In principle, all knowledge about a system can be obtained from the quantum mechanical wave function. This is obtained (non-relativistically) by solving the Schrödinger equation of the complete many electron system. However in practice solving such an N-body problem proves to be impossible. This chapter will give a brief description of earlier approximations made to solve this many-body problem and a description of the important physical features omitted from these theories. For these reasons it is necessary to use density functional theory developed by Kohn and Sham[29] based on the theory of Hohenberg and Kohn[30] which, in principle, is an exact ground state theory. As the name suggests, the fundamental variational parameter is the electron charge density rather than the electronic wavefunctions. In this formalism, the N-electron problem is expressed as N one-electron equations where each electron interacts with all other electrons via an effective exchange-correlation potential. These interactions are then calculated using the local density approximation to exchange and correlation. Plane wave basis sets and total energy pseudopotential techniques are then used to solve the Kohn-Sham one electron equations.
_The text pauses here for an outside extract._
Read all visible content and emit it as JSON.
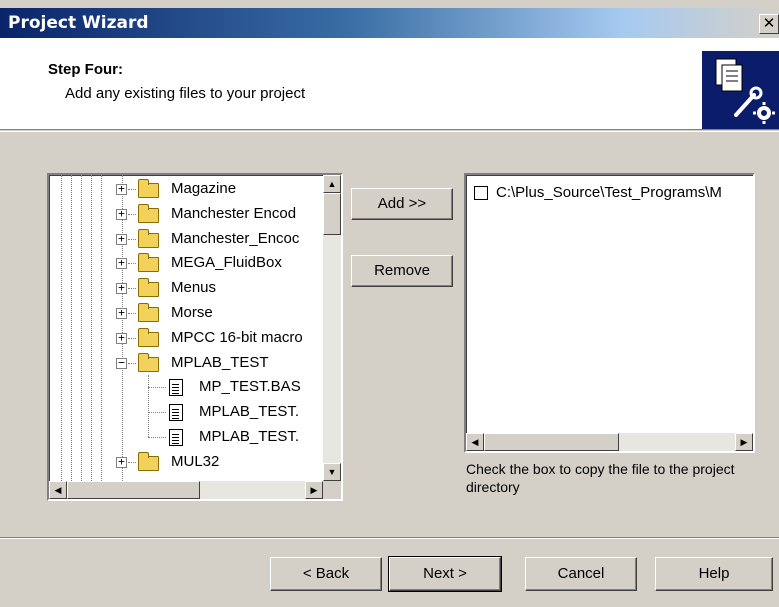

The Hellmann-Feynman theorem can then be used to calculate the forces required to integrate the ionic equations of motion within a molecular dynamics simulation.

There are now many articles on this subject which review the topics involved in total energy calculations in depth such as those in references [31, 32, 33, 34, 35, 36]. Therefore in this chapter only a brief description of the methods used for the total energy calculations used in later chapters will be discussed.



Stewart Clark
Thu Oct 31 19:32:00 GMT 1996